It’s imperative that we have the ability to read the bill online not only before it’s passed, but before it’s debated, so we can call our representatives while there’s still time to have an impact on what they spend our money on.
The craziest part of this whole thing (Capitol Hill finds these things to be “normal”) is that the legislation Congress will try to insert may not have anything to do with defense. Raising the nation’s debt limit and various health care reforms are two possible inclusions. By “drafting” behind the Defense bill their chance of passing Congress increases.
And while debt limit and health care reform provisions are at least being discussed in the media, it is the laws we can’t see, that have never been debated in the open, that are the most dangerous threat.
Example: the Commodity Futures Modernization Act that was slipped into an omnibus bill back in 2000. The text was only available for 24 hours and its inclusion in the omnibus was only known for 4 minutes before final consideration. The passage of the Act not only created the “Enron loophole” but a market of unregulated derivatives which contributed to near economic collapse in late 2008.
Last week, as Congress dropped and passed the minibus appropriations bill, the ridiculousness of not making the bill available online for 72 hours was frustrating and disappointing. Even for the team here at the Sunlight Foundation, who were watching very closely, the $1.1 trillion minibus bill had passed before we could do so much as send an email alert!
It was perhaps most distressing because we now KNOW Congress can make major legislation available for 72 hours before it’s debated; we’ve seen them do it throughout the health care debate.
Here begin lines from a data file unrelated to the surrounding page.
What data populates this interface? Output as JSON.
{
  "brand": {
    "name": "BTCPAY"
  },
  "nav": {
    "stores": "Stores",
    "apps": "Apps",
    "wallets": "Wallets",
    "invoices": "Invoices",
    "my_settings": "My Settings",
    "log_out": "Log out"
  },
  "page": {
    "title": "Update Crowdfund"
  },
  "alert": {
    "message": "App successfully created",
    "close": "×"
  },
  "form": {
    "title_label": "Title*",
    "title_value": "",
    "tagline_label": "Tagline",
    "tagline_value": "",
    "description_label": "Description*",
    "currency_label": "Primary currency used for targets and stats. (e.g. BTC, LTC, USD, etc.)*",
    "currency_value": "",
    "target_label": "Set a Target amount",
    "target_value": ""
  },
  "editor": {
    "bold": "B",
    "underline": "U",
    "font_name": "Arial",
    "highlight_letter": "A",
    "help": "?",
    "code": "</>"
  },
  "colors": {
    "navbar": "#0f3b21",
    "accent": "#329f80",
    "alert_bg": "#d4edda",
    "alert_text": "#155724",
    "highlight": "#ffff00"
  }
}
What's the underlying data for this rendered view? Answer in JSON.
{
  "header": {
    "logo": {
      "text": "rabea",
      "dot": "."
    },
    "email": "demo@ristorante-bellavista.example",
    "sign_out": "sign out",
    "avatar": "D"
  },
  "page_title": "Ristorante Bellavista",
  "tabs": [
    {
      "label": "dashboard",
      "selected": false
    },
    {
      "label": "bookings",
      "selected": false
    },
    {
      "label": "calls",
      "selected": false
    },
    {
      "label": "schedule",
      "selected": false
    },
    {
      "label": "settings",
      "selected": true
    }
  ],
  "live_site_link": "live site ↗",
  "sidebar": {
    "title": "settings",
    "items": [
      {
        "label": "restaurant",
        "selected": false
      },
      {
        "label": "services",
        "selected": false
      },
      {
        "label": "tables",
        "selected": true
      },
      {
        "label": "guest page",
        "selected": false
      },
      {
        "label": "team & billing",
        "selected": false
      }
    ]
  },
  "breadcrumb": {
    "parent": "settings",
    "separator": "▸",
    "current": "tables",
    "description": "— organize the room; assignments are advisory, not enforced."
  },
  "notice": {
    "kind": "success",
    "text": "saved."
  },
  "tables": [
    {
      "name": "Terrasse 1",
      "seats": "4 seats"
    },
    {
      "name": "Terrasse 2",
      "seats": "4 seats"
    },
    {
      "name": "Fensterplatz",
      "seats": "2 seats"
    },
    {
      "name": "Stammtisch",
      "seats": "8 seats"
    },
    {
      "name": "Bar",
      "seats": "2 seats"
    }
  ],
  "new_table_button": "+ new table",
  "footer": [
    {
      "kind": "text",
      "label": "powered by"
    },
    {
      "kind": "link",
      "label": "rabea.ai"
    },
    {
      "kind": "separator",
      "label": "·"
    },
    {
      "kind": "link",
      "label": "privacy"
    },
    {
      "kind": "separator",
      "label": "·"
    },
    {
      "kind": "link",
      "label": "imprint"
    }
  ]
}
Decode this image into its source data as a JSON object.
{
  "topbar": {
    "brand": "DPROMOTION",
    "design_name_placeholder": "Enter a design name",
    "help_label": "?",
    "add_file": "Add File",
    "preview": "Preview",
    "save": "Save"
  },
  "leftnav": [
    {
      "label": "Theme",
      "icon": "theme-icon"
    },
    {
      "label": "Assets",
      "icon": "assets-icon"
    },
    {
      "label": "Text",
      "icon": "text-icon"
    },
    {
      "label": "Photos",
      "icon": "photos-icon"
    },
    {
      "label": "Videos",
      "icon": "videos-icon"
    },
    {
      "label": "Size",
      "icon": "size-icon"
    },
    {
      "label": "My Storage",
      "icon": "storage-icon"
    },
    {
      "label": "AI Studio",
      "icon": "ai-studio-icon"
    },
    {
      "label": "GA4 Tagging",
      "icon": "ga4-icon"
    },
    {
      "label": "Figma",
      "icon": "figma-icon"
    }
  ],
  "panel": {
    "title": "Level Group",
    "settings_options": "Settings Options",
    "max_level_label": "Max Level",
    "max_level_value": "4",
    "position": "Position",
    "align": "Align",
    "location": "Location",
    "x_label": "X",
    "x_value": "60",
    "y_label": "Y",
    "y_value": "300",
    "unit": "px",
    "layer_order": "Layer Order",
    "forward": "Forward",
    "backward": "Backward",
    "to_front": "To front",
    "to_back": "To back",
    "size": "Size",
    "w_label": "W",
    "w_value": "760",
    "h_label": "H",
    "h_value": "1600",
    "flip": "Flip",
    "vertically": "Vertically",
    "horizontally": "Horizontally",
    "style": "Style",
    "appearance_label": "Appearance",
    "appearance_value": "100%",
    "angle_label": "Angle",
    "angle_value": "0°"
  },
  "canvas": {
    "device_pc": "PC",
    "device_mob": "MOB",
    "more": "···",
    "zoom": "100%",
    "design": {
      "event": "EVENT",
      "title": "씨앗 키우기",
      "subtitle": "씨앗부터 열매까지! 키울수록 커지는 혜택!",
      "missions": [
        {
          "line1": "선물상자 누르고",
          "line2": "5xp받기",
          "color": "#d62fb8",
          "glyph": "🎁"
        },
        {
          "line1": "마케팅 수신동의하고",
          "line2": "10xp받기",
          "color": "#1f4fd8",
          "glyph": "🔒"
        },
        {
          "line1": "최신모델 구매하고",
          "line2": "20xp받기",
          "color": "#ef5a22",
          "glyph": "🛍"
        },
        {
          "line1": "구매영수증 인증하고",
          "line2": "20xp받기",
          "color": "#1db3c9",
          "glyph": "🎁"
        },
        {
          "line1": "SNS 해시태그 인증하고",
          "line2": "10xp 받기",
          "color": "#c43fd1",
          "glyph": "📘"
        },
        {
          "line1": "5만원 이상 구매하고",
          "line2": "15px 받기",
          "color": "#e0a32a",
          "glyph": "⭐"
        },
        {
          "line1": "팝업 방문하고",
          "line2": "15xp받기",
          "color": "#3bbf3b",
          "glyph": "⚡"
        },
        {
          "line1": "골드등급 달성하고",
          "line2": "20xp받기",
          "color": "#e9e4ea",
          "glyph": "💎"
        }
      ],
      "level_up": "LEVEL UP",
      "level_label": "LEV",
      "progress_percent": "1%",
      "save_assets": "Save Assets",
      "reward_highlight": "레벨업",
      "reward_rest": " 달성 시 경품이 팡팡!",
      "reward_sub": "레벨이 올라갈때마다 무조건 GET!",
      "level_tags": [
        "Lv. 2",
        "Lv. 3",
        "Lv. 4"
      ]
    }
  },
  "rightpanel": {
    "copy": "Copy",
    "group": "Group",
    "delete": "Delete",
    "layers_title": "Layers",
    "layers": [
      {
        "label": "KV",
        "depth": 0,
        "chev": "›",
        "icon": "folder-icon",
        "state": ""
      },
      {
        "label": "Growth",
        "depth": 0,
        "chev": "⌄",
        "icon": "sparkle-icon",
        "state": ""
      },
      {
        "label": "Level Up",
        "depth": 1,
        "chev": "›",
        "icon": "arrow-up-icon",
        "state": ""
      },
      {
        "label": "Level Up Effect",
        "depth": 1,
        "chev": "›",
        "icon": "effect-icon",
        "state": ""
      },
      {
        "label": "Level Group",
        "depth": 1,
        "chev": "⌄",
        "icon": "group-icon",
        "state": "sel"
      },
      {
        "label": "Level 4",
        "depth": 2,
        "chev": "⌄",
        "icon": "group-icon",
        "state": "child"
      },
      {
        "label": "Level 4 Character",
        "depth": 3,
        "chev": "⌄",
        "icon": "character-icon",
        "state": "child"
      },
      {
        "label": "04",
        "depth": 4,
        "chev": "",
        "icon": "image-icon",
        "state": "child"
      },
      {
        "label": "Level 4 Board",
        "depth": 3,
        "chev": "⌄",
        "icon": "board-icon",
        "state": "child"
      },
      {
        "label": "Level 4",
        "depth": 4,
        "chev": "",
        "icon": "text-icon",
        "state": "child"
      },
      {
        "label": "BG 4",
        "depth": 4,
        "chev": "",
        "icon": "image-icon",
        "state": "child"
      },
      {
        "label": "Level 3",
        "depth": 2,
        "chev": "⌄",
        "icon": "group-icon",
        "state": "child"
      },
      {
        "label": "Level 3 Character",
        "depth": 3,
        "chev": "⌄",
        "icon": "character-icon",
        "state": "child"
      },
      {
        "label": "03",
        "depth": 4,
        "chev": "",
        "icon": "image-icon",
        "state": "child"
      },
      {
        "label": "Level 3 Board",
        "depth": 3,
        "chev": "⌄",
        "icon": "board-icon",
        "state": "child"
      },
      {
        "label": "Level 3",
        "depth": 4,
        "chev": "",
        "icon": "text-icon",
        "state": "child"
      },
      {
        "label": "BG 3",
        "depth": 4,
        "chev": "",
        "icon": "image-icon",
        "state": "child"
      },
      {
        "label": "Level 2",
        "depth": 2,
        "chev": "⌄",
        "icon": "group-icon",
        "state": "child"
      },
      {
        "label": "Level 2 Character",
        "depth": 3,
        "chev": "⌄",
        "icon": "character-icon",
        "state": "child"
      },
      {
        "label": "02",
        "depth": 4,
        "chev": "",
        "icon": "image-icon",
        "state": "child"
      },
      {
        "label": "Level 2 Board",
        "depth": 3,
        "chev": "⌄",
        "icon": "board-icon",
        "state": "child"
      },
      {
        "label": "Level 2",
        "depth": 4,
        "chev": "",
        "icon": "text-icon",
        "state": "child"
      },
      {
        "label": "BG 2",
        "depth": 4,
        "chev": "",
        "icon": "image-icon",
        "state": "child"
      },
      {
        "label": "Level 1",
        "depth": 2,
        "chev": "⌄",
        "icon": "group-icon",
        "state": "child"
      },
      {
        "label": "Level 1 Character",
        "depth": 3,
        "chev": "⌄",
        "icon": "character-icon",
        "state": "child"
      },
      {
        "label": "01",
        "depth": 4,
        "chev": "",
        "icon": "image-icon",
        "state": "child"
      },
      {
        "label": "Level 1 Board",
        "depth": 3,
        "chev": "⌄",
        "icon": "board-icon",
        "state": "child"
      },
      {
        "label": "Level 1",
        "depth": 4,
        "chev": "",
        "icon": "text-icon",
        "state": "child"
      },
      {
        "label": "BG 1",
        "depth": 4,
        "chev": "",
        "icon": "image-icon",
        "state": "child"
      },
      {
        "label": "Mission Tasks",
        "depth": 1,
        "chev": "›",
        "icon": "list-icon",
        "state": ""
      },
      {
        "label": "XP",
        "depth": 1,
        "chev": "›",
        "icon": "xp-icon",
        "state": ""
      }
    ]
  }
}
Appropriations don’t get the same public pressure as health care so our representatives decided not to give us time to go through the massive spending bill – which added up to be more spending than the Stimulus package.
This week, Congress has a chance to redeem themselves with the one remaining spending bill of the year, and we’ll be demanding they get it right.
Post by Jake Brewer with contributions from Noah Kunin.
Image credit by id-iom